Labour MP for Islington South, Emily Thornberry, insists beleaguered party leader Jeremy Corbyn is the right man to lead not just the party, but the country as a whole as the UK begins to negotiate its terms of departure following the historic Brexit vote on 23 June.
Thornberry, one of the few recognisable figures left in Corbyn's shadow cabinet, also denied claims by fellow panellist, Melanie Phillips, that Labour had become an "Islington dinner party club" with no relevance to the wider electorate. Thornberry also denied claims that the Labour party was on the verge of splitting.
Also on the panel for the programme, which was broadcast live from Preston, were Ukip's sole MP Douglas Carswell, Conservative MP for East Surrey Sam Gyimah and comedian Russell Kane. Carswell sought to separate himself from the infamous Breaking Point poster and claims that leaving the EU would mean an extra £350 million a week for the NHS - claiming he'd only ever said £100m. Carswell also said it must be made clear to immigrants who are EU citizens that they are welcome and can stay.

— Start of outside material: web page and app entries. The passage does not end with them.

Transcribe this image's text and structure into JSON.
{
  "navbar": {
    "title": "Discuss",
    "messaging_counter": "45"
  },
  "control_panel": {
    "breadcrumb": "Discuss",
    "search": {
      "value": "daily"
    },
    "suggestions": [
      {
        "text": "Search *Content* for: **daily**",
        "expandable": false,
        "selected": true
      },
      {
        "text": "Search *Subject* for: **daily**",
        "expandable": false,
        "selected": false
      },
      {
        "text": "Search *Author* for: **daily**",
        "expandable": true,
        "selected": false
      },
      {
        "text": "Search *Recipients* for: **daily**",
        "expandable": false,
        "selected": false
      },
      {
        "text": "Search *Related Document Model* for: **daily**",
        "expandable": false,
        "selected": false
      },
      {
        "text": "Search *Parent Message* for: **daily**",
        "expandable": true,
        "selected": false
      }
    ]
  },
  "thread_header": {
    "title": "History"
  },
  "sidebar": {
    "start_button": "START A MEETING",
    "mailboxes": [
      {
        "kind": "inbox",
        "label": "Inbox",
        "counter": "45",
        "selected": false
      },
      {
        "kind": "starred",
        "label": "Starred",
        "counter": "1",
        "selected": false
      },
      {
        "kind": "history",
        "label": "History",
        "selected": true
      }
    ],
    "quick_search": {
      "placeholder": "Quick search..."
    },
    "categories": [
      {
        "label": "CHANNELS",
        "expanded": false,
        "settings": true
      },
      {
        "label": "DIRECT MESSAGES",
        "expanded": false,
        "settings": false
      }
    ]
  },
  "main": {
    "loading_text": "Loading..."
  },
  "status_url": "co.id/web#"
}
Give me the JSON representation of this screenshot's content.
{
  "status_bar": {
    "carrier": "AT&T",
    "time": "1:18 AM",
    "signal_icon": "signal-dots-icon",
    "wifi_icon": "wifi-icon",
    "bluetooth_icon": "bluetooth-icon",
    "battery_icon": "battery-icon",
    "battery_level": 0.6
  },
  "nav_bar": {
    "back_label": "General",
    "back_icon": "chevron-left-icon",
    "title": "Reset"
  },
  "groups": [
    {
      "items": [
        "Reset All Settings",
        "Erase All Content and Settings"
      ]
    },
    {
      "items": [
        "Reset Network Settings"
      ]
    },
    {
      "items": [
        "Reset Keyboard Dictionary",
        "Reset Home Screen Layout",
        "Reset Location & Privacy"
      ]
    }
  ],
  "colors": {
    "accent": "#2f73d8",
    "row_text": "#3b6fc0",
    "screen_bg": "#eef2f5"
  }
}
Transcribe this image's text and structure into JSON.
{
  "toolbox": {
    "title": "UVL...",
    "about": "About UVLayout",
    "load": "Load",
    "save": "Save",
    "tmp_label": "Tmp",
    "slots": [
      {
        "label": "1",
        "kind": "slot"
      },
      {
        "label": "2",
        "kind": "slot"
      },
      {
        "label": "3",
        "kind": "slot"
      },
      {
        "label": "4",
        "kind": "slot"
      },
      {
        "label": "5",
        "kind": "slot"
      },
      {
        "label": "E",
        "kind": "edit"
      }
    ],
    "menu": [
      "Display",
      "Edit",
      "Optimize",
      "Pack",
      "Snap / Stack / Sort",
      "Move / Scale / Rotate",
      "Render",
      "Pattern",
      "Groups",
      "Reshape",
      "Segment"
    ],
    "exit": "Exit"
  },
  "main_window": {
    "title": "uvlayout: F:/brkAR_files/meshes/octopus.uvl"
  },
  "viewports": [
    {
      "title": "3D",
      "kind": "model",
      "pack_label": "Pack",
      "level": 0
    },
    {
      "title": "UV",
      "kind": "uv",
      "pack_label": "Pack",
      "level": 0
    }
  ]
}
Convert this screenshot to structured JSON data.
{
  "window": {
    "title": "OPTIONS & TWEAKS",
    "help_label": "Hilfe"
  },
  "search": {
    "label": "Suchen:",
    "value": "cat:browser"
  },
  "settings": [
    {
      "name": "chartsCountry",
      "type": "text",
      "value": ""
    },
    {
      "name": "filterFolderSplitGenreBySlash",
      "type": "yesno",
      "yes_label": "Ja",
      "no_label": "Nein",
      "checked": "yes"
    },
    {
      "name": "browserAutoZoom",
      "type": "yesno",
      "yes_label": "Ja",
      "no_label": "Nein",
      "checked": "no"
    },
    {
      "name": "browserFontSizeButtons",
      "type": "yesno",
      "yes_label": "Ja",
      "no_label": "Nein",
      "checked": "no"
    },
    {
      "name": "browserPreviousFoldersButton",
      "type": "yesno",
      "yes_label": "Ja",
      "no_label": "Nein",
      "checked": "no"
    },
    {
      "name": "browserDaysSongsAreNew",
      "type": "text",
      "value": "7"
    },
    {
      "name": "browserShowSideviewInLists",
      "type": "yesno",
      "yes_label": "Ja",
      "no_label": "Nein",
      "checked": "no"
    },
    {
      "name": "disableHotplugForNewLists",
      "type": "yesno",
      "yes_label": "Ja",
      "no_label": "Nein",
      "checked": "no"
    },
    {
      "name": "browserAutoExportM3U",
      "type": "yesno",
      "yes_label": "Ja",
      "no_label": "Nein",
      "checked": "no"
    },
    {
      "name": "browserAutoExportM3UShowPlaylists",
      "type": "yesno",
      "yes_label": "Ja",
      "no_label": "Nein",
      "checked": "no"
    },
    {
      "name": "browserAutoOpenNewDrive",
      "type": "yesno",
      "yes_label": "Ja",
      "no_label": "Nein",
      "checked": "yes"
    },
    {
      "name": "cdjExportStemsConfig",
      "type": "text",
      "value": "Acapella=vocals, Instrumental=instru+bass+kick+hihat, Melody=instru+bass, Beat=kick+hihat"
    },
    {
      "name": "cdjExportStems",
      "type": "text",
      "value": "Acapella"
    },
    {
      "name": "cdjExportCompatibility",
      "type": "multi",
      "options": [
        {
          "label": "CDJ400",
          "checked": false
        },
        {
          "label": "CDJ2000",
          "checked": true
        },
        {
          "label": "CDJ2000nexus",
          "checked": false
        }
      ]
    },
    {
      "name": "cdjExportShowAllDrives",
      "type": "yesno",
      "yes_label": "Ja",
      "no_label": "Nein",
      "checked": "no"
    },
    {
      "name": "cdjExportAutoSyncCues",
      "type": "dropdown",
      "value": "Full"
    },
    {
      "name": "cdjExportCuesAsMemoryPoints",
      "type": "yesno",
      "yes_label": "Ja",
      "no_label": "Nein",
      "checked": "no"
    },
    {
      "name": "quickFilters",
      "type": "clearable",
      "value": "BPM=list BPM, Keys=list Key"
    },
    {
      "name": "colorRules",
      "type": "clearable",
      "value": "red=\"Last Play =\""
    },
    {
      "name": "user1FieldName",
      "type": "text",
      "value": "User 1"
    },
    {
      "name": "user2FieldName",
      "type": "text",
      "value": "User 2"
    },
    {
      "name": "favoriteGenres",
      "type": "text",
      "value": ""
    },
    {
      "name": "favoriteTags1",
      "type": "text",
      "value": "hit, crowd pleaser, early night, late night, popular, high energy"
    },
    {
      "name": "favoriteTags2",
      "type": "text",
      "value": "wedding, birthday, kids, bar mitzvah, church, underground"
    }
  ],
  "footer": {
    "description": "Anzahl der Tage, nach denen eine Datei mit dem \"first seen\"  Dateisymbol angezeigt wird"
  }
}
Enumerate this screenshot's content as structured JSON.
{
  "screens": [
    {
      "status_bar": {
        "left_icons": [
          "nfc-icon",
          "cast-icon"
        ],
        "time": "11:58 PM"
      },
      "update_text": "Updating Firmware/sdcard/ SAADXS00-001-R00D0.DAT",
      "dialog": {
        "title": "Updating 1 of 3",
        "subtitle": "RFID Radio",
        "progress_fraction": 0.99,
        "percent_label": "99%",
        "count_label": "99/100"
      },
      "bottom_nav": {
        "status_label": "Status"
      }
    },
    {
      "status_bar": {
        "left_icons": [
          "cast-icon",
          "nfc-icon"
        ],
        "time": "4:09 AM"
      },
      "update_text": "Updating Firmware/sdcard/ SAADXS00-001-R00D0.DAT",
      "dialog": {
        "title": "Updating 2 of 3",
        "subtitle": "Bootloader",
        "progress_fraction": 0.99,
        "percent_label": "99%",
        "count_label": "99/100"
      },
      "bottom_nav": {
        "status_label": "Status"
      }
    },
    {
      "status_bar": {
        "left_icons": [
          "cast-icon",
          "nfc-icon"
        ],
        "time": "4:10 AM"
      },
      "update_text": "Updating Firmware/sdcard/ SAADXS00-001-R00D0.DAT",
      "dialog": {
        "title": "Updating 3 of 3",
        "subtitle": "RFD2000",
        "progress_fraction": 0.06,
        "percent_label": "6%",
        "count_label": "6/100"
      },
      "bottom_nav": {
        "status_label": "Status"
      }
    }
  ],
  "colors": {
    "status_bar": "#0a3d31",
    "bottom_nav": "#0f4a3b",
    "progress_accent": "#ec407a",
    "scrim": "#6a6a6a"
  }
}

Kane, in an intelligent and insightful performance (unlike the histrionic display by Eddie Izzard a few weeks back), spoke about how his whole family (apart from him) had voted to leave because of immigration. Kane wanted to know why the left found it so hard to talk about immigration, meaning only the far right would speak about the subject.
The surprise decision by Boris Johnson not to stand and by Michael Gove to change his mind was also discussed. Kane wanted to know why he should vote for Gove after the former education secretary had spent a year saying he'd be useless in the job. Some in the audience were sad to see the back of David Cameron, suggesting that at least he'd done what he'd said he would do - at great personal risk - and should be allowed to have an input. However, Gyimah said that would have been impossible as he'd lost the referendum.
There was also anger by some audience members at the way the leave camp had been portrayed by the media and remain politicians. One made the point that not everyone who'd voted Brexit was racist and uneducated. There was also a sense of drift - the government wasn't governing and needed to help bring back a nation which has become increasingly divided, with families falling out and vicious comments from both sides.
Overall, the mood on the programme was less angry than might have been expected and a lot more sombre - perhaps reflecting the national mood in these strange and worrying times.